They called him "Father Frank" when he was young; he was first in his class at Catechism. The metaphor's not lost on him. He steps back into it. It's warmer than rain, and heavier than snow. And when Lip is done, and closes the window again, Frank walks away, shameless and stinking, into the steaming night. But they are both smiling.
If we're both victims, then neither of us are victims. If we're both sluts, then there's no such thing. In a world of dirty girls and boys, there is absolutely no room for shame. They will tell you this isn't true -- you will spend your whole life being told this is a lie -- because their empire rests on its denial, on your self-loathing and fear. Because the grownups around here have everything figured out. But it's the only truth that matters:
The absence of shame is grace. Your natural state is shamelessness. If we're both dirty to the same degree, then we are both clean.
Steve finds a girl, whirls her around in his arms, but it's not Fiona. She's still standing on the platform when the train rumbles by. Finally, Steve heads onto the Concourse, and Fiona heads to Jasmine's office. She walks the whole way. It's warm inside.

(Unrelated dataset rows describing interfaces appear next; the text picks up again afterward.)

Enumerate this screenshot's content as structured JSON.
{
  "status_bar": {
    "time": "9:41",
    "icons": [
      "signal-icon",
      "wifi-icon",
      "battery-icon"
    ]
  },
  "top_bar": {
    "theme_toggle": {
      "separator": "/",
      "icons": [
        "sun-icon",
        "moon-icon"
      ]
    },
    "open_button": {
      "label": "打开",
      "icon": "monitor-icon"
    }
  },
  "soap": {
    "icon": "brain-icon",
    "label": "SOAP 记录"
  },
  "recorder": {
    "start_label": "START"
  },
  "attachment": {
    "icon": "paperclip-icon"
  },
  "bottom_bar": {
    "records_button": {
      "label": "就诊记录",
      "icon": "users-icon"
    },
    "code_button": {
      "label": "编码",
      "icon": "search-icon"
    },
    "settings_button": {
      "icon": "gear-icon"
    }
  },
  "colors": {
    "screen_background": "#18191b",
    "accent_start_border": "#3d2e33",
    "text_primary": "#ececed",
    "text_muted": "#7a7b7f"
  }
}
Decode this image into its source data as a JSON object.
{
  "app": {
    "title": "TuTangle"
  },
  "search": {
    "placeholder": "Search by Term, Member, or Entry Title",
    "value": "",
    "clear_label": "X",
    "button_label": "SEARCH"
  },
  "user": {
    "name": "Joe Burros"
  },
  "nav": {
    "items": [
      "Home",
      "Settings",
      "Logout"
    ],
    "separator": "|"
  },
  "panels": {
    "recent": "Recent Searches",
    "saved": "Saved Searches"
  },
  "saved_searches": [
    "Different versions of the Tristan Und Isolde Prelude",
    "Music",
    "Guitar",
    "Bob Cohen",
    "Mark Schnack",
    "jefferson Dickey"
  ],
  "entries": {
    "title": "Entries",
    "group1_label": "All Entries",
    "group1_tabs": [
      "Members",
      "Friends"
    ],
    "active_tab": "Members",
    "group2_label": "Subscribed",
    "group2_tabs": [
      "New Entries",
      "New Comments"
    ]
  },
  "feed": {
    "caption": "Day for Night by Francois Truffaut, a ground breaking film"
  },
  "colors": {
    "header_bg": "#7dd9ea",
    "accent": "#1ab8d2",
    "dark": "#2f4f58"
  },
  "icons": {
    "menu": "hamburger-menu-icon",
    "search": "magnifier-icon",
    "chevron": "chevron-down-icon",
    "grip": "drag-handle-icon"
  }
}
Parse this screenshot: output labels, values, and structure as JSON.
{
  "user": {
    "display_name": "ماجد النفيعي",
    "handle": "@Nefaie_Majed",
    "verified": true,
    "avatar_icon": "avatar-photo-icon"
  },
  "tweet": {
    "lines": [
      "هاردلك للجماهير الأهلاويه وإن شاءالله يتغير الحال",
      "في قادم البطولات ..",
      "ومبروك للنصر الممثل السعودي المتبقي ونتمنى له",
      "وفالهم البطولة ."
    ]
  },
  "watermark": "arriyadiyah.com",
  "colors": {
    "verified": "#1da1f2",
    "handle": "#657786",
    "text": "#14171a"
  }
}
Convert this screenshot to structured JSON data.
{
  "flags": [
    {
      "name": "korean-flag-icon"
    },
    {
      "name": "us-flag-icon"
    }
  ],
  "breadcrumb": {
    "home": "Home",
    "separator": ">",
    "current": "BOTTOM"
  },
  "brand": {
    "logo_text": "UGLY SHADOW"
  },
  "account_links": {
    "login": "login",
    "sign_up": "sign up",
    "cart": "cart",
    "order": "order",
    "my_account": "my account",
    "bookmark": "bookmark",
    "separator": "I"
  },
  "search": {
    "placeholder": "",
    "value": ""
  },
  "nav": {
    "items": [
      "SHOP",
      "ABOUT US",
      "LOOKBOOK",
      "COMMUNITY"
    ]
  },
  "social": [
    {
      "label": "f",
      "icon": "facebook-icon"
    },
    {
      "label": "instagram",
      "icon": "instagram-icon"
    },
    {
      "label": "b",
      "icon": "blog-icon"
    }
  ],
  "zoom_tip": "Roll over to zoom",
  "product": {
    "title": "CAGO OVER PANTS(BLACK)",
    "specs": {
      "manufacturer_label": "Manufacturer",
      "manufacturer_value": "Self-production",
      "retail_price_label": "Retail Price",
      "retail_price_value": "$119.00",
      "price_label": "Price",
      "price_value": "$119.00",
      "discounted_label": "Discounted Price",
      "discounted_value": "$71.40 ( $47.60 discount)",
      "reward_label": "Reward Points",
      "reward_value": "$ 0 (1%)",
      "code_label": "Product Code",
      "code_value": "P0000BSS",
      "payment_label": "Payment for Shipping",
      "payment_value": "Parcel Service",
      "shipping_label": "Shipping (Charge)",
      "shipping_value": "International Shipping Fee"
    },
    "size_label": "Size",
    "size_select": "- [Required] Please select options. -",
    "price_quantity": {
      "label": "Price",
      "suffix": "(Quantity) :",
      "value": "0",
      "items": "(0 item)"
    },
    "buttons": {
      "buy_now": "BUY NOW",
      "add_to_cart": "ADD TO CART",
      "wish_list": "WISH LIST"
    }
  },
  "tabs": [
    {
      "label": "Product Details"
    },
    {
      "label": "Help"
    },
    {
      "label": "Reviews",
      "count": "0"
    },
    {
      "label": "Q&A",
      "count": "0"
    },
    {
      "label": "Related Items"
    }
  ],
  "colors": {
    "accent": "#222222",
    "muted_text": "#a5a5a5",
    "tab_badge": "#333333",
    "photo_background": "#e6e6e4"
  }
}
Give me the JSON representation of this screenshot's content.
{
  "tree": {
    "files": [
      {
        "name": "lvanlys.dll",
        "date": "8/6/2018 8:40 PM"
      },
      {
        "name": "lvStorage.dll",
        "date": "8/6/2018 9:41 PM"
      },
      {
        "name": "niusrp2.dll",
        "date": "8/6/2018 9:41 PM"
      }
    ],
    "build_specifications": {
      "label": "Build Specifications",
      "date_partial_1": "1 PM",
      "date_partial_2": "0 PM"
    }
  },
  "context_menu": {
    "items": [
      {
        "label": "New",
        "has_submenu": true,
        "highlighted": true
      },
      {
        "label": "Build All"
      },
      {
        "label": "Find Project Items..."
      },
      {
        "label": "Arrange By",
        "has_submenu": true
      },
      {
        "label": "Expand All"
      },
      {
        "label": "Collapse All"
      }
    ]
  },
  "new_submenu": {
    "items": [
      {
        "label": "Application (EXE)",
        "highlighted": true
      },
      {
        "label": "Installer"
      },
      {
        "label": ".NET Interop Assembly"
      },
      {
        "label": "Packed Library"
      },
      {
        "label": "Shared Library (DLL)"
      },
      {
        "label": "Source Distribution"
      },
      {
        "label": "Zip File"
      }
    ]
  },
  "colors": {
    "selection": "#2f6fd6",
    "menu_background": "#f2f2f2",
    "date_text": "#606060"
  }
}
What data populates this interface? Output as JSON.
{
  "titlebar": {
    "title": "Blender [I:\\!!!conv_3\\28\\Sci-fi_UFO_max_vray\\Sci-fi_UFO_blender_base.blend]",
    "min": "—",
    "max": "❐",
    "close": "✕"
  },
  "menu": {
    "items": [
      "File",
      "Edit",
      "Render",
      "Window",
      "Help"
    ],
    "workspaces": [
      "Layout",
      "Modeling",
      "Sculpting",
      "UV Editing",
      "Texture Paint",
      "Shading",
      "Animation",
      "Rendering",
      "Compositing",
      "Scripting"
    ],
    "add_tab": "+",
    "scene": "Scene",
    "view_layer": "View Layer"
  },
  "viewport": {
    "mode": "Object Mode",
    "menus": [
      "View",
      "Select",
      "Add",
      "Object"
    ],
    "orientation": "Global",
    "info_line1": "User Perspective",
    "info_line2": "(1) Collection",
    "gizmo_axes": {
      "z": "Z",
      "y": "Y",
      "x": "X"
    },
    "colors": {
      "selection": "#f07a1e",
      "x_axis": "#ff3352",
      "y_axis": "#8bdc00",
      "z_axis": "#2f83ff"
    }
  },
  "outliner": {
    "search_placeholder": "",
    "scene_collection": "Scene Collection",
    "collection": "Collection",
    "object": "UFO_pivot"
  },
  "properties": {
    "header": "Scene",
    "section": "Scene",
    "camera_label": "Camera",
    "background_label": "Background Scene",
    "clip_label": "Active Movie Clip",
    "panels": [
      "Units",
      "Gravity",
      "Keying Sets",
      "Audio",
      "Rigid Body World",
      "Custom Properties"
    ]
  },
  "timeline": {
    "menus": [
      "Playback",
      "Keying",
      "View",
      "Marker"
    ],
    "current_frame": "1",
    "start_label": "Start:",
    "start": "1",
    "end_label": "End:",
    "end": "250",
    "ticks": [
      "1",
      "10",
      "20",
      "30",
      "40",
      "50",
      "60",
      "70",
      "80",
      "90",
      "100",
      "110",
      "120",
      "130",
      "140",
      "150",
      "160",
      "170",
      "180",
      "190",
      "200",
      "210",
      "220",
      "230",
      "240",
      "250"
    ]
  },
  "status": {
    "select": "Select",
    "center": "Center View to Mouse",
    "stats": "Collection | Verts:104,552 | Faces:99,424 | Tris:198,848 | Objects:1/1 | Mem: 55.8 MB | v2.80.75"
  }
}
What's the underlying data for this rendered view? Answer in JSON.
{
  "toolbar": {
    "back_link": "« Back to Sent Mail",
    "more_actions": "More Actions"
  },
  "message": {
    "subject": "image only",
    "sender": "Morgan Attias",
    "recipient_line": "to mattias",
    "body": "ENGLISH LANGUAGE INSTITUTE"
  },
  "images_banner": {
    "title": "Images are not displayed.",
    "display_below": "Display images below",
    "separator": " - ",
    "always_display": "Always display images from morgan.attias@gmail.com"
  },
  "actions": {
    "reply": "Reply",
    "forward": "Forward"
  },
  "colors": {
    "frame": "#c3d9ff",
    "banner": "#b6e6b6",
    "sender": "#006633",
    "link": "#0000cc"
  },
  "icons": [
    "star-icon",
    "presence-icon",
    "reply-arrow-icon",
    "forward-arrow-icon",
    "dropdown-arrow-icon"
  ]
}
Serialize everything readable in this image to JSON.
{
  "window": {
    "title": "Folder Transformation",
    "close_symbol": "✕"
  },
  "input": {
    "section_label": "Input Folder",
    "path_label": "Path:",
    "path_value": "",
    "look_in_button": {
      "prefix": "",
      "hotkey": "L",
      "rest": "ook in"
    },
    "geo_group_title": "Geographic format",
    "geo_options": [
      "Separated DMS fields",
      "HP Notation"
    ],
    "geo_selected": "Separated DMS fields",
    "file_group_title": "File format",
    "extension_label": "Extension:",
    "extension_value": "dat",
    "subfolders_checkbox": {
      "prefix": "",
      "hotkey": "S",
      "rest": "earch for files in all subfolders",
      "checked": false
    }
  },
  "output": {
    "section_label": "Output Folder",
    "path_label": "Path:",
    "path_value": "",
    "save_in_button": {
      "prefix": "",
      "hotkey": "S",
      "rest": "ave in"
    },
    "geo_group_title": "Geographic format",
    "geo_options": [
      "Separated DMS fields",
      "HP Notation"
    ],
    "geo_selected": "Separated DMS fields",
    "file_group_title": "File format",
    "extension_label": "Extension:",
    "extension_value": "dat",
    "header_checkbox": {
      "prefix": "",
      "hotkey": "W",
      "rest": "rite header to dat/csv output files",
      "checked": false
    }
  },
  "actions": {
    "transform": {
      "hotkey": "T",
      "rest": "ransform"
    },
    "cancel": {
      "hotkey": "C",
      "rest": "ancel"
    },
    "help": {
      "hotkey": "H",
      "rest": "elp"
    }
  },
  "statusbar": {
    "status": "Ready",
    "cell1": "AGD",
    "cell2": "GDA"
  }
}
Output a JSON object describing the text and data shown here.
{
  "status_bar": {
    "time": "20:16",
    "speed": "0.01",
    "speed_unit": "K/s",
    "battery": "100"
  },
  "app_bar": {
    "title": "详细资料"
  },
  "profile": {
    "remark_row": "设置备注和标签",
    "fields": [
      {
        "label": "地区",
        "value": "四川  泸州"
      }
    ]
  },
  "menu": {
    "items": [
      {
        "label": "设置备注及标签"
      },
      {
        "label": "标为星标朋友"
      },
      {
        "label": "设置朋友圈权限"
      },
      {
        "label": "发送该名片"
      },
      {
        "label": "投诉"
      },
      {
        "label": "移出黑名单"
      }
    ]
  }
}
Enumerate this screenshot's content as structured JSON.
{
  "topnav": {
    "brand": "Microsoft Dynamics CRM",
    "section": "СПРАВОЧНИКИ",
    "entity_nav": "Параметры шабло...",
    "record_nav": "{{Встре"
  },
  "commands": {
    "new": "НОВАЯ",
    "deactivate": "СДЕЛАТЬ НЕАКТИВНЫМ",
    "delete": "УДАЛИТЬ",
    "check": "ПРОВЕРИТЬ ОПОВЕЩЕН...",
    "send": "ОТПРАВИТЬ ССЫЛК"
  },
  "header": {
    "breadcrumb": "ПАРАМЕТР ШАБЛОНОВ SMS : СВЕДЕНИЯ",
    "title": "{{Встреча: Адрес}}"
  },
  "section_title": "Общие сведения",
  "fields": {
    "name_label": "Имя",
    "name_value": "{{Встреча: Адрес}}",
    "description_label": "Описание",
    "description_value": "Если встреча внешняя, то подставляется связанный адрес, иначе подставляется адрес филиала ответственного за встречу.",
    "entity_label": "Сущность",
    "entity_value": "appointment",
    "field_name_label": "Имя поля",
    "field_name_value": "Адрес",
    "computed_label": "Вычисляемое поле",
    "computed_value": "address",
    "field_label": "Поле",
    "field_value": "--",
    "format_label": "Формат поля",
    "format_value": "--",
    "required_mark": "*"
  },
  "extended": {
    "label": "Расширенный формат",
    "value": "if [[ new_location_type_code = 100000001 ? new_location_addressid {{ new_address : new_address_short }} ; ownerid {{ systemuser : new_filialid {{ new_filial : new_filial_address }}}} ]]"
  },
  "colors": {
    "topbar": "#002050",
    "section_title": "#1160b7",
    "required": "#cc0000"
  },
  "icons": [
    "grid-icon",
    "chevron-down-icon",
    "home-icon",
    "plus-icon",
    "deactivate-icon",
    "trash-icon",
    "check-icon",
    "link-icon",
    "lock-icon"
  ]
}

Sometimes we are baptized, and sometimes we drown. Those are the choices.